> [DATA UNDER STUDY]:
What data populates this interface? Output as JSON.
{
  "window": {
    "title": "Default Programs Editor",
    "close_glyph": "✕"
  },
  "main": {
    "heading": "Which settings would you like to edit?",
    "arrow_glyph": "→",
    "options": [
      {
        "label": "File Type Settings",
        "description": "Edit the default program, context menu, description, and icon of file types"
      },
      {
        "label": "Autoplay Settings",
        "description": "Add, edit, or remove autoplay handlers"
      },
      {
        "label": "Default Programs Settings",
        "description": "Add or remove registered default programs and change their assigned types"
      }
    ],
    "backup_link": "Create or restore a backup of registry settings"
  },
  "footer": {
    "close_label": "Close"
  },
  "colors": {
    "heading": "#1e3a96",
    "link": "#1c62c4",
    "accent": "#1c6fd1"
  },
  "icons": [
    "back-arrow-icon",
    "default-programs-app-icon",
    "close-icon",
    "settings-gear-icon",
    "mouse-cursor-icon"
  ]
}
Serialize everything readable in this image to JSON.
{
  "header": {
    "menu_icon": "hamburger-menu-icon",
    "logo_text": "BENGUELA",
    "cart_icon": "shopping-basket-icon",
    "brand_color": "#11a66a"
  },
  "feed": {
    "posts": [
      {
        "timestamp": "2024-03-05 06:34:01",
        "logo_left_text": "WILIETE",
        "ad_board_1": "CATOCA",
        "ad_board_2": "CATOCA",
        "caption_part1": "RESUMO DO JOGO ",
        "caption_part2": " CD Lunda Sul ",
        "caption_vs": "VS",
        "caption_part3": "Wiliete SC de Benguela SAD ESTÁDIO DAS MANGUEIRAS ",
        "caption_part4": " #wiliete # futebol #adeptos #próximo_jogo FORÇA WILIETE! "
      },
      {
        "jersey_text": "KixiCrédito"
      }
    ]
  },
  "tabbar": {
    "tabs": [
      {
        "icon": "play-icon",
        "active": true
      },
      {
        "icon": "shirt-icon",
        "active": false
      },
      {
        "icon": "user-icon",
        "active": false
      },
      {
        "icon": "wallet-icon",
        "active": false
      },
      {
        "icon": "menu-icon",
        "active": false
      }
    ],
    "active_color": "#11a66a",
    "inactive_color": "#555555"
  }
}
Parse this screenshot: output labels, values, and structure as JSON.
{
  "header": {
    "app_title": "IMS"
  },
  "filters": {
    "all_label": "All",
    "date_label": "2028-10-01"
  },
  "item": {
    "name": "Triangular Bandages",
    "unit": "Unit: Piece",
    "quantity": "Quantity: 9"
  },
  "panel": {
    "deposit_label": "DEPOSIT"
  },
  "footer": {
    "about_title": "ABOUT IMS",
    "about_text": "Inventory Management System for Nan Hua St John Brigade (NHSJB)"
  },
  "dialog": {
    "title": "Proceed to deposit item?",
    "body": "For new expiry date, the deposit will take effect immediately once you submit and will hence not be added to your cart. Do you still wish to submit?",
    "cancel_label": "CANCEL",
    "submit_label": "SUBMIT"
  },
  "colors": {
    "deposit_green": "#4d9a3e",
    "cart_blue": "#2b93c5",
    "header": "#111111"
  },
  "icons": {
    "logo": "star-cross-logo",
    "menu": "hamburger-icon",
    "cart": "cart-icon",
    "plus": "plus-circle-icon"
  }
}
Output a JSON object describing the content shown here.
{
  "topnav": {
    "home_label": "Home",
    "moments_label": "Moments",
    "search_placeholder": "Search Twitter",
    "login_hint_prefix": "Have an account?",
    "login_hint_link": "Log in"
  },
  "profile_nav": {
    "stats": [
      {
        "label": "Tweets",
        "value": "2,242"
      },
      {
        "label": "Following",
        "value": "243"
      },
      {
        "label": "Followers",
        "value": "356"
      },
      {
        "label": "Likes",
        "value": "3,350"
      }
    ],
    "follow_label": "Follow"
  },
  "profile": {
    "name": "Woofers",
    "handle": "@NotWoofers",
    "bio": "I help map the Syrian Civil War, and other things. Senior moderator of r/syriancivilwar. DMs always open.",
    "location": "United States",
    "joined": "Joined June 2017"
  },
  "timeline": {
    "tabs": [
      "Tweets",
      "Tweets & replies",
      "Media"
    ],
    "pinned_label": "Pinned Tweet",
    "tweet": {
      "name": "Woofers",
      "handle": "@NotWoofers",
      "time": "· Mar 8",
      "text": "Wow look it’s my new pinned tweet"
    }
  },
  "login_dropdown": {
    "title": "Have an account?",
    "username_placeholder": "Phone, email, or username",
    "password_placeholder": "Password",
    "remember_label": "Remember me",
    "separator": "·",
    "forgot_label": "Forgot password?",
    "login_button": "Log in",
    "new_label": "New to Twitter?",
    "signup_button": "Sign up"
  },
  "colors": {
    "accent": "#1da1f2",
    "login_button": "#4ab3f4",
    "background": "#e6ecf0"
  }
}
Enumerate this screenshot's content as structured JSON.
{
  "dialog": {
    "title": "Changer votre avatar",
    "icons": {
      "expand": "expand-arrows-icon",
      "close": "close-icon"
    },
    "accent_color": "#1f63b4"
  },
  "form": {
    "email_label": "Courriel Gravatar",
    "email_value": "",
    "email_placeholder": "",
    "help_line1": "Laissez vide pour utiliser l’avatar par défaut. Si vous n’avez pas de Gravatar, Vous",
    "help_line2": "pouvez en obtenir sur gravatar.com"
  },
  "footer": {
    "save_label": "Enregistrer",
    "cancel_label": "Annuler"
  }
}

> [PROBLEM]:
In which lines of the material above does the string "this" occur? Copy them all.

> [RESULT OF THE EXERCISE]:
What data populates this interface? Output as JSON.
Serialize everything readable in this image to JSON.
Parse this screenshot: output labels, values, and structure as JSON.
Enumerate this screenshot's content as structured JSON.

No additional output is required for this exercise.